_What the task requires_
Find the string "icon" in the records and copy each line where it occurs.

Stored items
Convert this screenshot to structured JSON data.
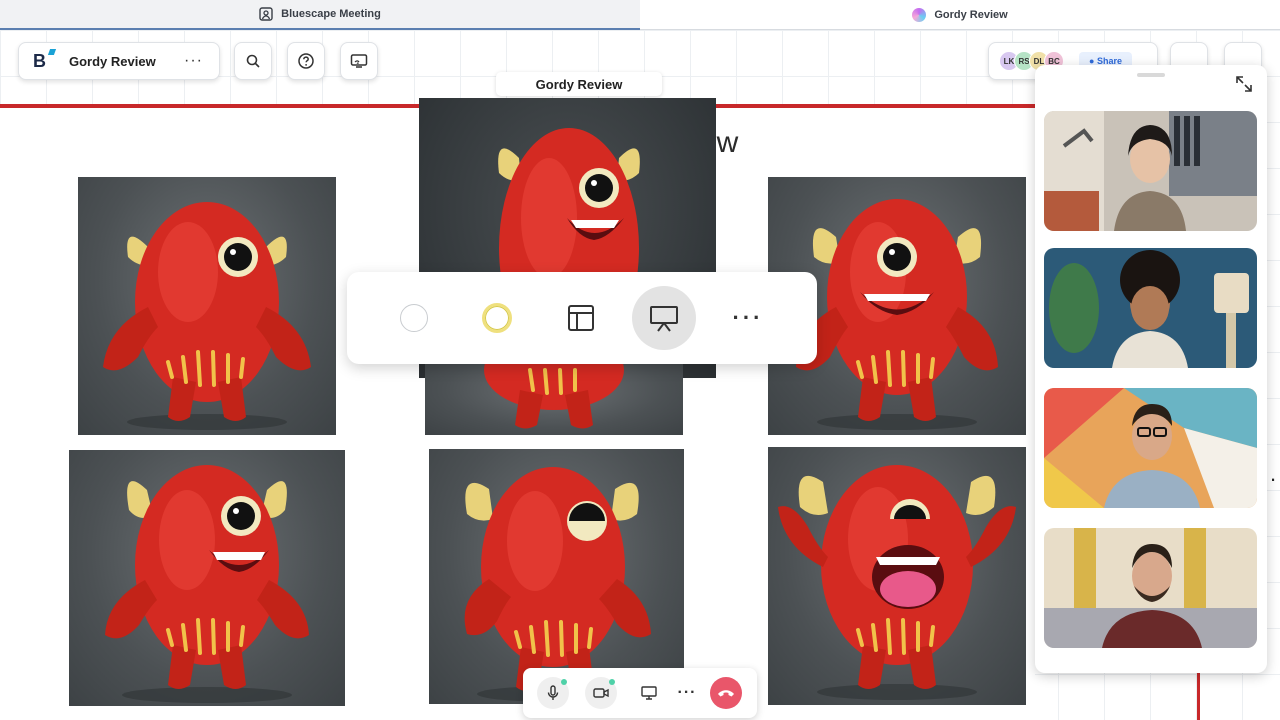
{
  "tabs": [
    {
      "label": "Bluescape Meeting",
      "icon": "meeting-icon",
      "active": false
    },
    {
      "label": "Gordy Review",
      "icon": "bluescape-orb-icon",
      "active": true
    }
  ],
  "workspace": {
    "logo": "B",
    "name": "Gordy Review",
    "more": "···"
  },
  "toolbar": {
    "search_icon": "search-icon",
    "help_icon": "help-icon",
    "present_icon": "present-icon"
  },
  "collaborators": {
    "avatars": [
      {
        "initials": "LK",
        "color": "#d8c8f0"
      },
      {
        "initials": "RS",
        "color": "#b6e3c6"
      },
      {
        "initials": "DL",
        "color": "#f0e0a8"
      },
      {
        "initials": "BC",
        "color": "#f0c2d8"
      }
    ],
    "share_label": "Share"
  },
  "board": {
    "label": "Gordy Review",
    "title_fragment": "ew"
  },
  "action_bar": {
    "items": [
      "empty-circle",
      "yellow-circle",
      "layout-icon",
      "present-icon",
      "more-icon"
    ],
    "more_label": "···"
  },
  "video_panel": {
    "participants": [
      {
        "name": "participant-1",
        "bg": "#c9c2b8"
      },
      {
        "name": "participant-2",
        "bg": "#2c5a78"
      },
      {
        "name": "participant-3",
        "bg": "#e8a45a"
      },
      {
        "name": "participant-4",
        "bg": "#e8ddc8"
      }
    ]
  },
  "call_controls": {
    "more_label": "···"
  },
  "colors": {
    "accent_red": "#c8282a",
    "end_call": "#e9566a",
    "monster_red": "#d42a22",
    "horn_yellow": "#e8d27a"
  }
}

_The completed task_
      "icon": "meeting-icon",
      "icon": "bluescape-orb-icon",
    "search_icon": "search-icon",
    "help_icon": "help-icon",
    "present_icon": "present-icon"
      "layout-icon",
      "present-icon",
      "more-icon"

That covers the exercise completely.